– Teri A. McMurtry-Chubb13Professor of Law UIC John Marshall Law School.
– Elizabeth M. Iglesias14Professor of Law, University of Miami School of Law. Thanks to my dean, colleague and friend, University of Miami School of Law, Dean Tony Varona, for his unwavering support and inexhaustible enthusiasm; the editors of Harvard Latinx Law Review for your thoughtful edits; the organizers of the 2019 LatCrit Biennial Conference for taking up the cause of the dispossessed majority; Barbara Cuadras for unfailing success securing any and every book requested. I am profoundly grateful to my spouse Madeleine M. Plasencia for friendship, love and endurance.

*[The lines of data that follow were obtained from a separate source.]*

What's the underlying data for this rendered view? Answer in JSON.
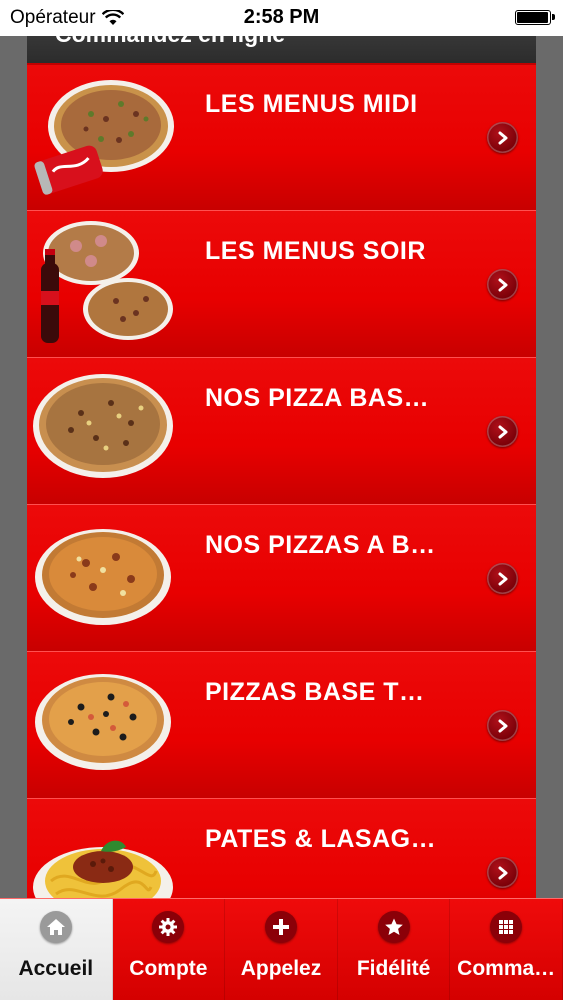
{
  "status_bar": {
    "carrier": "Opérateur",
    "time": "2:58 PM"
  },
  "nav": {
    "title": "Commandez en ligne"
  },
  "menu": {
    "items": [
      {
        "label": "LES MENUS MIDI",
        "icon": "pizza-and-soda-can-thumbnail"
      },
      {
        "label": "LES MENUS SOIR",
        "icon": "two-pizzas-and-soda-bottle-thumbnail"
      },
      {
        "label": "NOS PIZZA BAS…",
        "icon": "pizza-thumbnail"
      },
      {
        "label": "NOS PIZZAS A B…",
        "icon": "pizza-thumbnail"
      },
      {
        "label": "PIZZAS BASE T…",
        "icon": "pizza-with-olives-thumbnail"
      },
      {
        "label": "PATES & LASAG…",
        "icon": "pasta-thumbnail"
      }
    ]
  },
  "tab_bar": {
    "tabs": [
      {
        "label": "Accueil",
        "icon": "home-icon",
        "active": true
      },
      {
        "label": "Compte",
        "icon": "gear-icon",
        "active": false
      },
      {
        "label": "Appelez",
        "icon": "plus-icon",
        "active": false
      },
      {
        "label": "Fidélité",
        "icon": "star-icon",
        "active": false
      },
      {
        "label": "Comma…",
        "icon": "grid-icon",
        "active": false
      }
    ]
  },
  "colors": {
    "accent_red": "#e80000",
    "nav_dark": "#333333",
    "chevron_bg": "#8b0008"
  }
}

– Steven A. Ramirez15Abner J. Mikva Professor of Law and Director of the Business Law Center at Loyola University Chicago. John Dehn, Michael Kaufman, Mary Ramirez, Barry Sullivan and Neil Williams each provided helpful comments and insights that improved this article. This article also benefited from comments at the LatCrit conference held at Georgia State School of Law in October of 2019. Adrian Gonzalez Cerrillo provided outstanding research assistance. All errors are mine. I welcome comments regarding this article via email to email@example.com.

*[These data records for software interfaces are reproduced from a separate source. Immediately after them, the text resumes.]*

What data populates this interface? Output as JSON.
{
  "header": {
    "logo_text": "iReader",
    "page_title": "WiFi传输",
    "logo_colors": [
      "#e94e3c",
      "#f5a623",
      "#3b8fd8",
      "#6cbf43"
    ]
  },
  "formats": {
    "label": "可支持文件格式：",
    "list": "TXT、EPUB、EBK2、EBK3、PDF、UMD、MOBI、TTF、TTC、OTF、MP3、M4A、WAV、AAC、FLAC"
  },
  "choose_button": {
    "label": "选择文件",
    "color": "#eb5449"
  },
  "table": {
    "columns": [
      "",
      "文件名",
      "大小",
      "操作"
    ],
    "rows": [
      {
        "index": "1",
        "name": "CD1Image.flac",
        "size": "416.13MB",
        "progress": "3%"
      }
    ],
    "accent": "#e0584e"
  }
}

– Madeleine M. Plasencia16B.A. Cornell University; J.D. University of Pennsylvania. Formerly tenured Associate Professor at the University of Tulsa, School of Law, currently Affiliated Law Professor, University of Miami School of Law. Thanks to the University of Miami School of Law Dean Anthony E. Varona for support funds to travel to Atlanta, GA to present an early version of this paper at the 2019 LatCrit Biennial conference; and many thanks to the LatCrit conference organizers. Thanks are due to the work of editors of the HARVARD LATINX LAW REVIEW. Thanks also to the timely and thorough research and reference support of Robin C. Schard, Associate Director, Law Library & Lecturer in Law at the University of Miami, School of Law. I am profoundly grateful to my spouse, Elizabeth M. Iglesias for theorizing, cofounding, and incorporating LatCrit, Inc. All errors are my own.

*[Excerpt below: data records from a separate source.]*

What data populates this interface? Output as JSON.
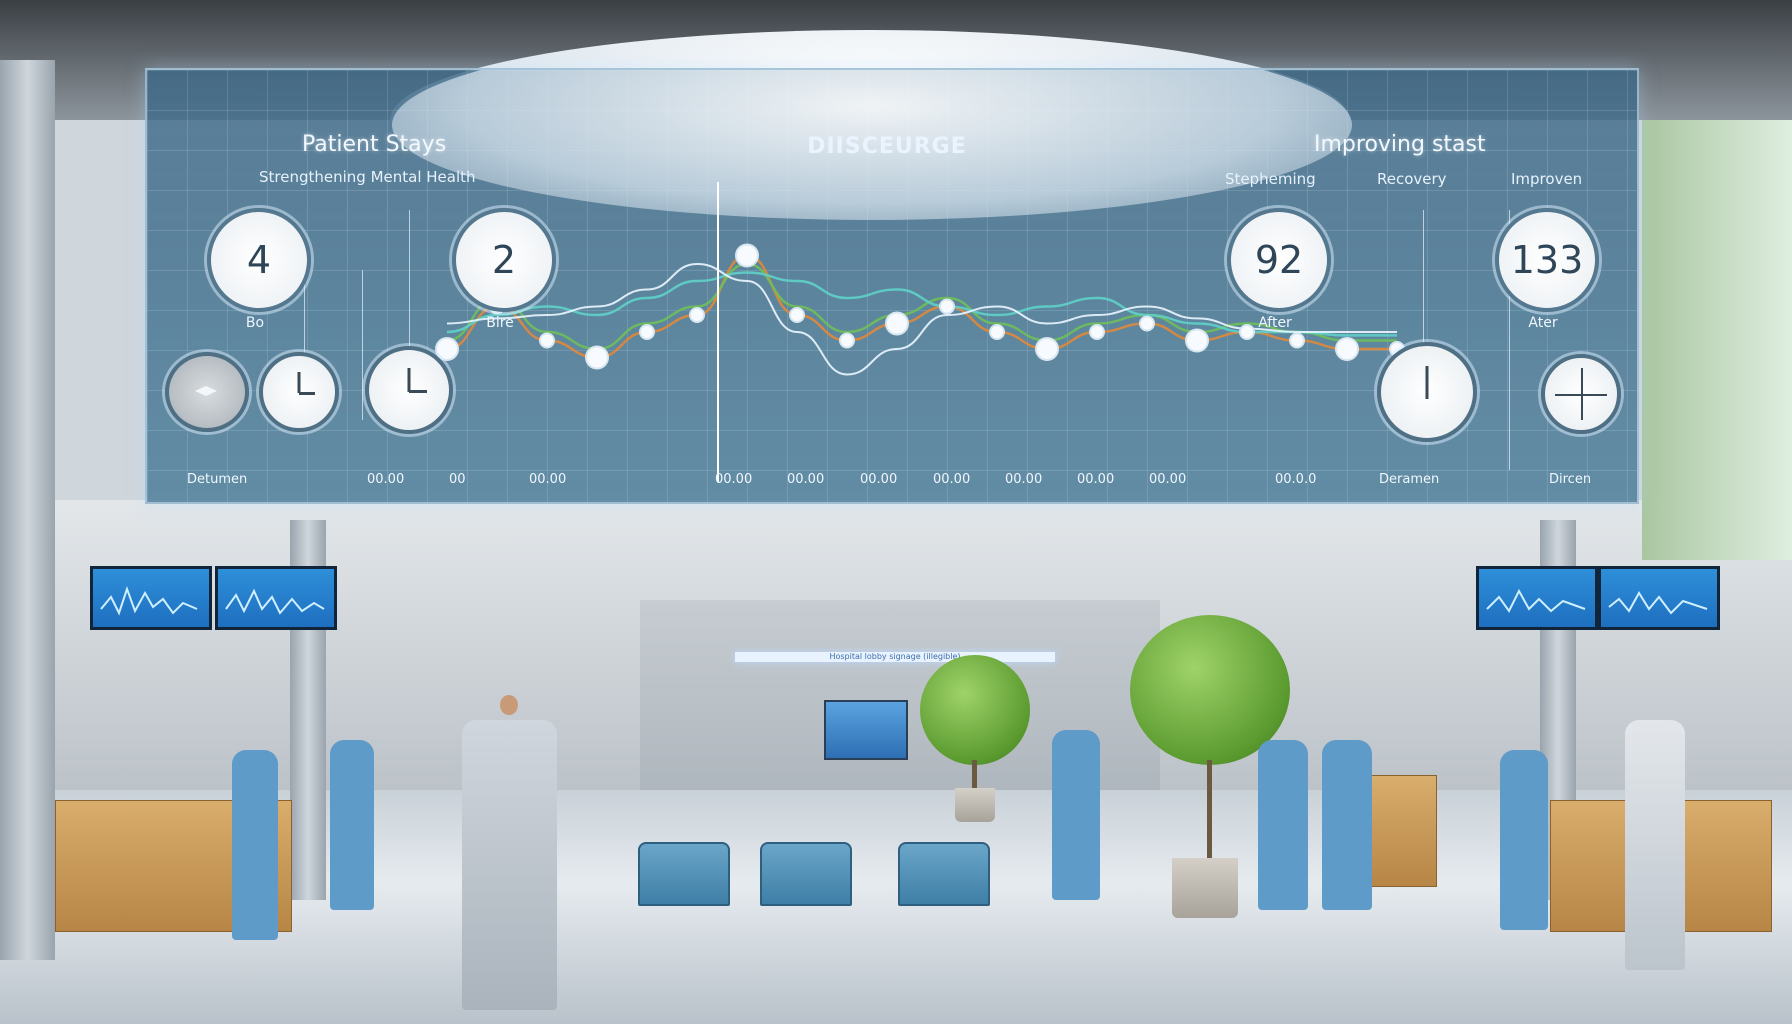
{
  "scene": {
    "setting": "hospital lobby",
    "wall_sign_text": "Hospital lobby signage (illegible)"
  },
  "dashboard": {
    "left_title": "Patient Stays",
    "left_subtitle": "Strengthening Mental Health",
    "center_title": "DIISCEURGE",
    "right_title": "Improving stast",
    "right_subtitles": [
      "Stepheming",
      "Recovery",
      "Improven"
    ],
    "stats": [
      {
        "value": "4",
        "label": "Bo"
      },
      {
        "value": "2",
        "label": "Bire"
      },
      {
        "value": "92",
        "label": "After"
      },
      {
        "value": "133",
        "label": "Ater"
      }
    ],
    "bottom_labels": {
      "left": "Detumen",
      "right_1": "Deramen",
      "right_2": "Dircen"
    },
    "tick_labels": [
      "00.00",
      "00",
      "00.00",
      "00.00",
      "00.00",
      "00.00",
      "00.00",
      "00.00",
      "00.00",
      "00.00",
      "00.0.0"
    ],
    "icons": [
      "diamond-icon",
      "clock-icon",
      "clock-icon",
      "clock-down-icon",
      "crosshair-icon"
    ]
  },
  "chart_data": {
    "type": "line",
    "title": "DIISCEURGE",
    "xlabel": "",
    "ylabel": "",
    "x": [
      0,
      1,
      2,
      3,
      4,
      5,
      6,
      7,
      8,
      9,
      10,
      11,
      12,
      13,
      14,
      15,
      16,
      17,
      18,
      19
    ],
    "series": [
      {
        "name": "orange",
        "color": "#e0883a",
        "values": [
          0.3,
          0.55,
          0.35,
          0.25,
          0.4,
          0.5,
          0.85,
          0.5,
          0.35,
          0.45,
          0.55,
          0.4,
          0.3,
          0.4,
          0.45,
          0.35,
          0.4,
          0.35,
          0.3,
          0.3
        ]
      },
      {
        "name": "green",
        "color": "#6fbf5a",
        "values": [
          0.35,
          0.6,
          0.4,
          0.3,
          0.45,
          0.55,
          0.8,
          0.55,
          0.4,
          0.5,
          0.6,
          0.45,
          0.35,
          0.45,
          0.5,
          0.4,
          0.45,
          0.4,
          0.35,
          0.35
        ]
      },
      {
        "name": "teal",
        "color": "#5fd0c8",
        "values": [
          0.4,
          0.5,
          0.55,
          0.5,
          0.6,
          0.7,
          0.75,
          0.7,
          0.6,
          0.65,
          0.55,
          0.5,
          0.55,
          0.6,
          0.5,
          0.45,
          0.4,
          0.4,
          0.38,
          0.38
        ]
      },
      {
        "name": "white",
        "color": "#eaf6ff",
        "values": [
          0.45,
          0.48,
          0.5,
          0.55,
          0.65,
          0.8,
          0.7,
          0.4,
          0.15,
          0.3,
          0.5,
          0.55,
          0.45,
          0.5,
          0.55,
          0.48,
          0.42,
          0.4,
          0.4,
          0.4
        ]
      }
    ],
    "ylim": [
      0,
      1
    ],
    "grid": true
  }
}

– Julie Preciado17Willamette University College of Law J.D., 2020, and incoming associate at Barran Liebman, LLP in Portland, Oregon. The idea for this paper came from my many years serving the LEP community in Oregon as a language interpreter and case manager before entering the legal profession. I presented this paper at the 2019 Biennial LatCrit Conference as a LatCrit Student Scholar. I would like to thank Professor Gil Carrasco for encouraging me to publish this paper, Professor Steven Bender for his insight on finalizing drafts, and my daughter for her patience and support.
AFTERWORD: COLLECTIVE KNOWLEDGE PRODUCTION TOWARD TRANSFORMATIVE SOCIAL CHANGE: A COMMUNITY GROUNDED MODEL
– Steven W. Bender18Professor of Law and Associate Dean for Planning and Strategic Initiatives, Seattle University School of Law. I want to express my gratitude to Frank Valdes and Jennifer Hill for the thousands of hours they invested in the textbook project presented at the 2019 LatCrit conference at Georgia State School of Law, as well as to all those who labored on earlier drafts, outlines, or ideas of this project, including long-time LatCrit community members, most of them former or current board members: Sumi Cho, Christine Zuni-Cruz, Margaret Montoya, Athena Mutua, Ibrahim Gassama, Carmen Gonzalez, Marc Tizoc-González, Gil Gott, Tayyab Mahmud, Ileana Porras, Charles Pouncy, and Sheila Vélez Martínez. I would also like to thank Frank Valdes for reading and commenting on a draft of this afterword.